■ App and web page records:
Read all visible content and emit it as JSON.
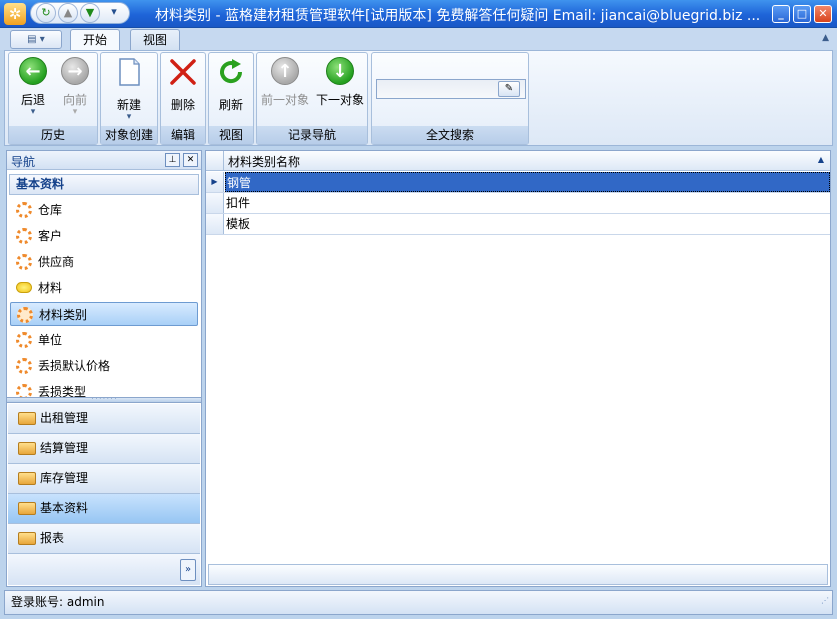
{
  "window": {
    "title": "材料类别 - 蓝格建材租赁管理软件[试用版本] 免费解答任何疑问 Email: jiancai@bluegrid.biz ...",
    "min": "_",
    "max": "□",
    "close": "✕"
  },
  "tabs": [
    {
      "label": "开始"
    },
    {
      "label": "视图"
    }
  ],
  "ribbon": {
    "groups": [
      {
        "label": "历史",
        "buttons": [
          {
            "label": "后退"
          },
          {
            "label": "向前"
          }
        ]
      },
      {
        "label": "对象创建",
        "buttons": [
          {
            "label": "新建"
          }
        ]
      },
      {
        "label": "编辑",
        "buttons": [
          {
            "label": "删除"
          }
        ]
      },
      {
        "label": "视图",
        "buttons": [
          {
            "label": "刷新"
          }
        ]
      },
      {
        "label": "记录导航",
        "buttons": [
          {
            "label": "前一对象"
          },
          {
            "label": "下一对象"
          }
        ]
      },
      {
        "label": "全文搜索",
        "search_value": ""
      }
    ]
  },
  "nav": {
    "title": "导航",
    "section": "基本资料",
    "items": [
      {
        "label": "仓库"
      },
      {
        "label": "客户"
      },
      {
        "label": "供应商"
      },
      {
        "label": "材料"
      },
      {
        "label": "材料类别"
      },
      {
        "label": "单位"
      },
      {
        "label": "丢损默认价格"
      },
      {
        "label": "丢损类型"
      }
    ],
    "selected_item": "材料类别",
    "categories": [
      {
        "label": "出租管理"
      },
      {
        "label": "结算管理"
      },
      {
        "label": "库存管理"
      },
      {
        "label": "基本资料"
      },
      {
        "label": "报表"
      }
    ],
    "selected_category": "基本资料"
  },
  "grid": {
    "column": "材料类别名称",
    "rows": [
      {
        "value": "钢管"
      },
      {
        "value": "扣件"
      },
      {
        "value": "模板"
      }
    ],
    "selected_row": 0
  },
  "status": {
    "text": "登录账号: admin"
  },
  "colors": {
    "titlebar": "#1e64d8",
    "selection": "#3168c6",
    "accent": "#15428b"
  }
}
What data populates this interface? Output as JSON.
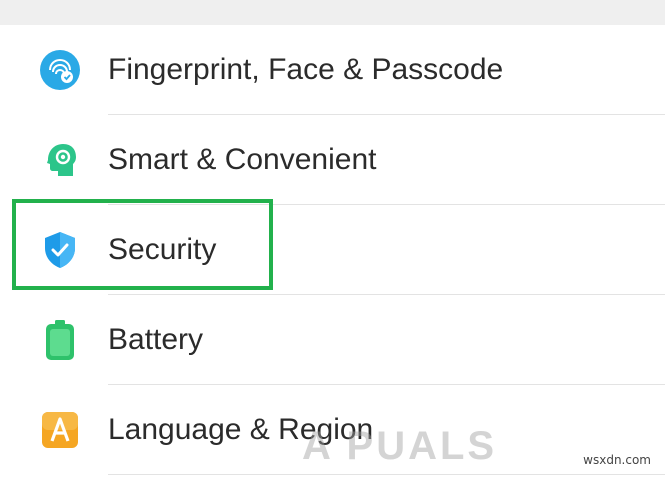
{
  "settings_list": {
    "items": [
      {
        "label": "Fingerprint, Face & Passcode",
        "icon": "fingerprint-face-icon",
        "color": "#2aa9e6"
      },
      {
        "label": "Smart & Convenient",
        "icon": "smart-head-icon",
        "color": "#2cc58a"
      },
      {
        "label": "Security",
        "icon": "shield-check-icon",
        "color": "#1e9be8"
      },
      {
        "label": "Battery",
        "icon": "battery-icon",
        "color": "#2ec26b"
      },
      {
        "label": "Language & Region",
        "icon": "language-a-icon",
        "color": "#f5a623"
      }
    ]
  },
  "highlight": {
    "target": "Security",
    "color": "#22b14c"
  },
  "watermark": {
    "text": "A PUALS"
  },
  "source_tag": {
    "text": "wsxdn.com"
  }
}
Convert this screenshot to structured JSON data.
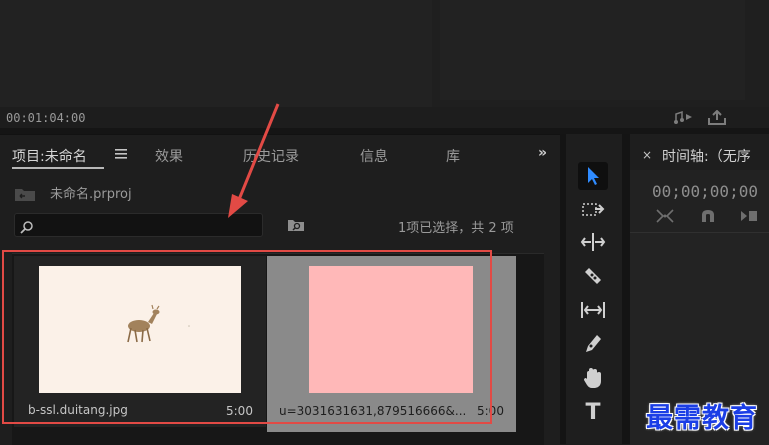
{
  "monitor": {
    "timecode": "00:01:04:00"
  },
  "project_panel": {
    "tabs": [
      {
        "label": "项目:未命名",
        "active": true
      },
      {
        "label": "效果"
      },
      {
        "label": "历史记录"
      },
      {
        "label": "信息"
      },
      {
        "label": "库"
      }
    ],
    "more_label": "»",
    "project_file": "未命名.prproj",
    "search": {
      "value": "",
      "placeholder": ""
    },
    "selection_info": "1项已选择，共 2 项",
    "items": [
      {
        "name": "b-ssl.duitang.jpg",
        "duration": "5:00",
        "thumb_color": "#fbf1e8",
        "selected": false
      },
      {
        "name": "u=3031631631,879516666&...",
        "duration": "5:00",
        "thumb_color": "#ffb8b8",
        "selected": true
      }
    ]
  },
  "toolbar": {
    "type_tool_glyph": "T"
  },
  "timeline": {
    "close_glyph": "×",
    "title": "时间轴:（无序",
    "timecode": "00;00;00;00"
  },
  "watermark": "最需教育",
  "colors": {
    "annotation_red": "#e24a45",
    "selected_tool_blue": "#2f8bff",
    "watermark_blue": "#1b3ee6"
  }
}
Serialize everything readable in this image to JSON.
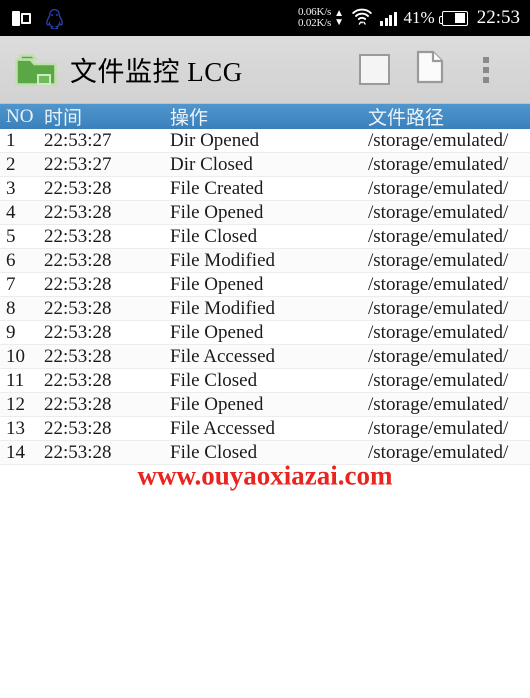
{
  "status_bar": {
    "left_icons": [
      "multiwindow-icon",
      "qq-icon"
    ],
    "network_up": "0.06K/s",
    "network_down": "0.02K/s",
    "arrow_up": "▲",
    "arrow_down": "▼",
    "wifi": "wifi-icon",
    "signal": "signal-icon",
    "battery_percent": "41%",
    "battery": "battery-icon",
    "clock": "22:53",
    "background_color": "#000000",
    "text_color": "#ffffff"
  },
  "app_bar": {
    "folder_icon": "folder-icon",
    "title": "文件监控 LCG",
    "actions": [
      {
        "name": "stop-button",
        "icon": "stop-square-icon"
      },
      {
        "name": "file-button",
        "icon": "document-icon"
      },
      {
        "name": "overflow-menu-button",
        "icon": "overflow-menu-icon"
      }
    ],
    "background_color": "#d6d6d6",
    "accent_color": "#4a9b3f"
  },
  "table": {
    "header_background": "#3f87c2",
    "header_text_color": "#eaf3fa",
    "columns": [
      {
        "key": "no",
        "label": "NO"
      },
      {
        "key": "time",
        "label": "时间"
      },
      {
        "key": "op",
        "label": "操作"
      },
      {
        "key": "path",
        "label": "文件路径"
      }
    ],
    "rows": [
      {
        "no": "1",
        "time": "22:53:27",
        "op": "Dir Opened",
        "path": "/storage/emulated/"
      },
      {
        "no": "2",
        "time": "22:53:27",
        "op": "Dir Closed",
        "path": "/storage/emulated/"
      },
      {
        "no": "3",
        "time": "22:53:28",
        "op": "File Created",
        "path": "/storage/emulated/"
      },
      {
        "no": "4",
        "time": "22:53:28",
        "op": "File Opened",
        "path": "/storage/emulated/"
      },
      {
        "no": "5",
        "time": "22:53:28",
        "op": "File Closed",
        "path": "/storage/emulated/"
      },
      {
        "no": "6",
        "time": "22:53:28",
        "op": "File Modified",
        "path": "/storage/emulated/"
      },
      {
        "no": "7",
        "time": "22:53:28",
        "op": "File Opened",
        "path": "/storage/emulated/"
      },
      {
        "no": "8",
        "time": "22:53:28",
        "op": "File Modified",
        "path": "/storage/emulated/"
      },
      {
        "no": "9",
        "time": "22:53:28",
        "op": "File Opened",
        "path": "/storage/emulated/"
      },
      {
        "no": "10",
        "time": "22:53:28",
        "op": "File Accessed",
        "path": "/storage/emulated/"
      },
      {
        "no": "11",
        "time": "22:53:28",
        "op": "File Closed",
        "path": "/storage/emulated/"
      },
      {
        "no": "12",
        "time": "22:53:28",
        "op": "File Opened",
        "path": "/storage/emulated/"
      },
      {
        "no": "13",
        "time": "22:53:28",
        "op": "File Accessed",
        "path": "/storage/emulated/"
      },
      {
        "no": "14",
        "time": "22:53:28",
        "op": "File Closed",
        "path": "/storage/emulated/"
      }
    ]
  },
  "watermark": {
    "text": "www.ouyaoxiazai.com",
    "color": "#e8251f"
  }
}
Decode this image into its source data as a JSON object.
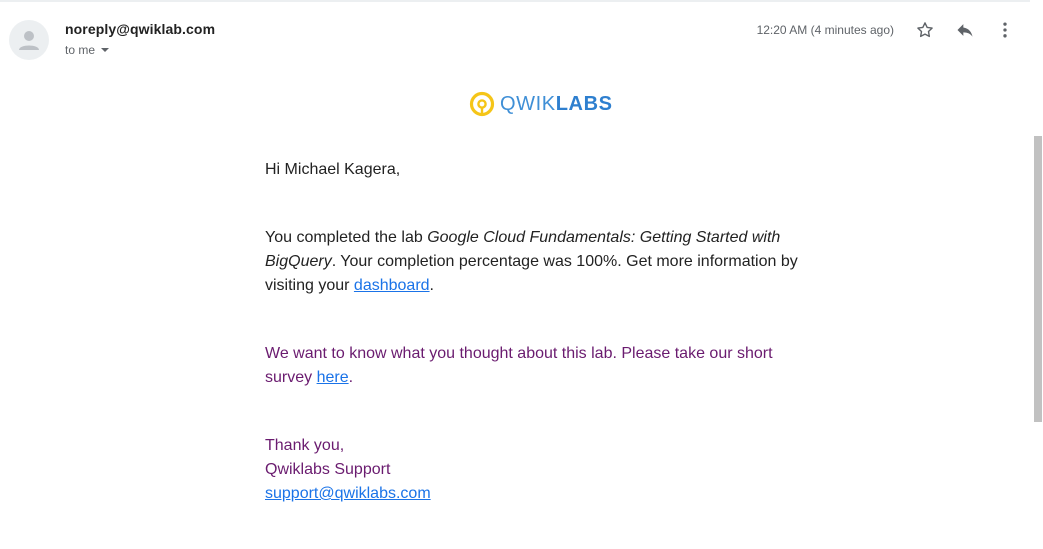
{
  "header": {
    "sender": "noreply@qwiklab.com",
    "recipient": "to me",
    "timestamp": "12:20 AM (4 minutes ago)",
    "icons": [
      "person-icon",
      "chevron-down-icon",
      "star-icon",
      "reply-icon",
      "more-vert-icon"
    ]
  },
  "logo": {
    "text_light": "QWIK",
    "text_bold": "LABS",
    "ring_color": "#f5c518",
    "text_color": "#3f8fd6"
  },
  "message": {
    "greeting": "Hi Michael Kagera,",
    "p1_start": "You completed the lab ",
    "lab_name": "Google Cloud Fundamentals: Getting Started with BigQuery",
    "p1_mid": ". Your completion percentage was 100%. Get more information by visiting your ",
    "dashboard_link": "dashboard",
    "p1_end": ".",
    "p2_start": "We want to know what you thought about this lab. Please take our short survey ",
    "survey_link": "here",
    "p2_end": ".",
    "sign_thanks": "Thank you,",
    "sign_team": "Qwiklabs Support",
    "support_email": "support@qwiklabs.com"
  },
  "colors": {
    "body_text": "#222222",
    "purple_text": "#6a1b6f",
    "link": "#1a73e8",
    "meta_text": "#5f6368"
  }
}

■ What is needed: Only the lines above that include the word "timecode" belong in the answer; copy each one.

■ Answer space:
    "timecode": "00:01:04:00"
    "timecode": "00;00;00;00"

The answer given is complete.